(Data Opens)

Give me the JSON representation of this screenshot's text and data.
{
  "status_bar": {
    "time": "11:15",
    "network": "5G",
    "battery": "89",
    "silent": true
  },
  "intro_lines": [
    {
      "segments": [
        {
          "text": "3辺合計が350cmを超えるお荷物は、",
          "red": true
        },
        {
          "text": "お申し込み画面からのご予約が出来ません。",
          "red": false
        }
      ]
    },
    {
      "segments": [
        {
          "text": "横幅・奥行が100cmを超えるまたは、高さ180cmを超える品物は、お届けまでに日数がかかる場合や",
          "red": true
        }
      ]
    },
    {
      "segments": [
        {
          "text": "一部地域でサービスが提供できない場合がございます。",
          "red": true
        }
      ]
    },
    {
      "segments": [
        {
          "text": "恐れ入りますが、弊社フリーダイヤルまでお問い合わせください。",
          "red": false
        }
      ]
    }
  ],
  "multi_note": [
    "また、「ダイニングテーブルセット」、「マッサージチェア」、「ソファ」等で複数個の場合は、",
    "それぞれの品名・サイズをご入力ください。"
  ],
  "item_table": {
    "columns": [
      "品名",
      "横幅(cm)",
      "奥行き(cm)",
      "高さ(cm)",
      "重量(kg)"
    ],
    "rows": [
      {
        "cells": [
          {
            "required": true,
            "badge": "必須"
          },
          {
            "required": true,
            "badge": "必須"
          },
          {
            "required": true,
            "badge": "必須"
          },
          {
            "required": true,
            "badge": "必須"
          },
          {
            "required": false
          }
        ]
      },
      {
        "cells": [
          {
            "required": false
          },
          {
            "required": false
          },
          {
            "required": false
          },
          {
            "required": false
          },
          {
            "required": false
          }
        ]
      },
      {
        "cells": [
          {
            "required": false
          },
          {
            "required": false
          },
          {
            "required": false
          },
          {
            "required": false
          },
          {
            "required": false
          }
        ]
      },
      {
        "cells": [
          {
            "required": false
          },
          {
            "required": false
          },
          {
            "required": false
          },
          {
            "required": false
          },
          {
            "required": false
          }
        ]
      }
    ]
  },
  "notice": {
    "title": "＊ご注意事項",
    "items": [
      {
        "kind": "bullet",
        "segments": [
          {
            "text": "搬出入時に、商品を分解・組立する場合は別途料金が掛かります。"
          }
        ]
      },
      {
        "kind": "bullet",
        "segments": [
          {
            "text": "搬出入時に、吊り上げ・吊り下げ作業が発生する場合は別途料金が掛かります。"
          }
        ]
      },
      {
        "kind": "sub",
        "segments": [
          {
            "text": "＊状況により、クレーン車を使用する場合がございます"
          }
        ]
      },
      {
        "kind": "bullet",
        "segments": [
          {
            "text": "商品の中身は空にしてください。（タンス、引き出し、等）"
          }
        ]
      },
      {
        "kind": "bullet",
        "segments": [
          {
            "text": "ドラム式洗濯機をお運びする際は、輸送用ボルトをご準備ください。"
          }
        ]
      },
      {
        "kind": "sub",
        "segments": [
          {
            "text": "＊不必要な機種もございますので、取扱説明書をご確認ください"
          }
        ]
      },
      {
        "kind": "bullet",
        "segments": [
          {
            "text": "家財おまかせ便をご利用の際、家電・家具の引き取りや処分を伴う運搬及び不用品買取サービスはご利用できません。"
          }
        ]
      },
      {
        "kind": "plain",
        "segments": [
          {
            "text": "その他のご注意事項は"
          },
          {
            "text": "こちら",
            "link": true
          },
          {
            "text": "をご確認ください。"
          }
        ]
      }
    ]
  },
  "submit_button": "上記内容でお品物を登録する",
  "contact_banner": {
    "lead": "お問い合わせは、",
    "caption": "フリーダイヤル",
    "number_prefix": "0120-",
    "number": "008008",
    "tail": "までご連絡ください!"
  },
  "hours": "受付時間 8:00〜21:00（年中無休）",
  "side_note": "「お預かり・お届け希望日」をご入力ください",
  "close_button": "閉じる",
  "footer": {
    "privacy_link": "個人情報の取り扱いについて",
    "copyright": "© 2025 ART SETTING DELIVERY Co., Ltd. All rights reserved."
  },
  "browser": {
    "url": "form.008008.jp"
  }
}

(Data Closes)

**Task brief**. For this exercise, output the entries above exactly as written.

**Response**.
Give me the JSON representation of this screenshot's text and data.
{
  "status_bar": {
    "time": "11:15",
    "network": "5G",
    "battery": "89",
    "silent": true
  },
  "intro_lines": [
    {
      "segments": [
        {
          "text": "3辺合計が350cmを超えるお荷物は、",
          "red": true
        },
        {
          "text": "お申し込み画面からのご予約が出来ません。",
          "red": false
        }
      ]
    },
    {
      "segments": [
        {
          "text": "横幅・奥行が100cmを超えるまたは、高さ180cmを超える品物は、お届けまでに日数がかかる場合や",
          "red": true
        }
      ]
    },
    {
      "segments": [
        {
          "text": "一部地域でサービスが提供できない場合がございます。",
          "red": true
        }
      ]
    },
    {
      "segments": [
        {
          "text": "恐れ入りますが、弊社フリーダイヤルまでお問い合わせください。",
          "red": false
        }
      ]
    }
  ],
  "multi_note": [
    "また、「ダイニングテーブルセット」、「マッサージチェア」、「ソファ」等で複数個の場合は、",
    "それぞれの品名・サイズをご入力ください。"
  ],
  "item_table": {
    "columns": [
      "品名",
      "横幅(cm)",
      "奥行き(cm)",
      "高さ(cm)",
      "重量(kg)"
    ],
    "rows": [
      {
        "cells": [
          {
            "required": true,
            "badge": "必須"
          },
          {
            "required": true,
            "badge": "必須"
          },
          {
            "required": true,
            "badge": "必須"
          },
          {
            "required": true,
            "badge": "必須"
          },
          {
            "required": false
          }
        ]
      },
      {
        "cells": [
          {
            "required": false
          },
          {
            "required": false
          },
          {
            "required": false
          },
          {
            "required": false
          },
          {
            "required": false
          }
        ]
      },
      {
        "cells": [
          {
            "required": false
          },
          {
            "required": false
          },
          {
            "required": false
          },
          {
            "required": false
          },
          {
            "required": false
          }
        ]
      },
      {
        "cells": [
          {
            "required": false
          },
          {
            "required": false
          },
          {
            "required": false
          },
          {
            "required": false
          },
          {
            "required": false
          }
        ]
      }
    ]
  },
  "notice": {
    "title": "＊ご注意事項",
    "items": [
      {
        "kind": "bullet",
        "segments": [
          {
            "text": "搬出入時に、商品を分解・組立する場合は別途料金が掛かります。"
          }
        ]
      },
      {
        "kind": "bullet",
        "segments": [
          {
            "text": "搬出入時に、吊り上げ・吊り下げ作業が発生する場合は別途料金が掛かります。"
          }
        ]
      },
      {
        "kind": "sub",
        "segments": [
          {
            "text": "＊状況により、クレーン車を使用する場合がございます"
          }
        ]
      },
      {
        "kind": "bullet",
        "segments": [
          {
            "text": "商品の中身は空にしてください。（タンス、引き出し、等）"
          }
        ]
      },
      {
        "kind": "bullet",
        "segments": [
          {
            "text": "ドラム式洗濯機をお運びする際は、輸送用ボルトをご準備ください。"
          }
        ]
      },
      {
        "kind": "sub",
        "segments": [
          {
            "text": "＊不必要な機種もございますので、取扱説明書をご確認ください"
          }
        ]
      },
      {
        "kind": "bullet",
        "segments": [
          {
            "text": "家財おまかせ便をご利用の際、家電・家具の引き取りや処分を伴う運搬及び不用品買取サービスはご利用できません。"
          }
        ]
      },
      {
        "kind": "plain",
        "segments": [
          {
            "text": "その他のご注意事項は"
          },
          {
            "text": "こちら",
            "link": true
          },
          {
            "text": "をご確認ください。"
          }
        ]
      }
    ]
  },
  "submit_button": "上記内容でお品物を登録する",
  "contact_banner": {
    "lead": "お問い合わせは、",
    "caption": "フリーダイヤル",
    "number_prefix": "0120-",
    "number": "008008",
    "tail": "までご連絡ください!"
  },
  "hours": "受付時間 8:00〜21:00（年中無休）",
  "side_note": "「お預かり・お届け希望日」をご入力ください",
  "close_button": "閉じる",
  "footer": {
    "privacy_link": "個人情報の取り扱いについて",
    "copyright": "© 2025 ART SETTING DELIVERY Co., Ltd. All rights reserved."
  },
  "browser": {
    "url": "form.008008.jp"
  }
}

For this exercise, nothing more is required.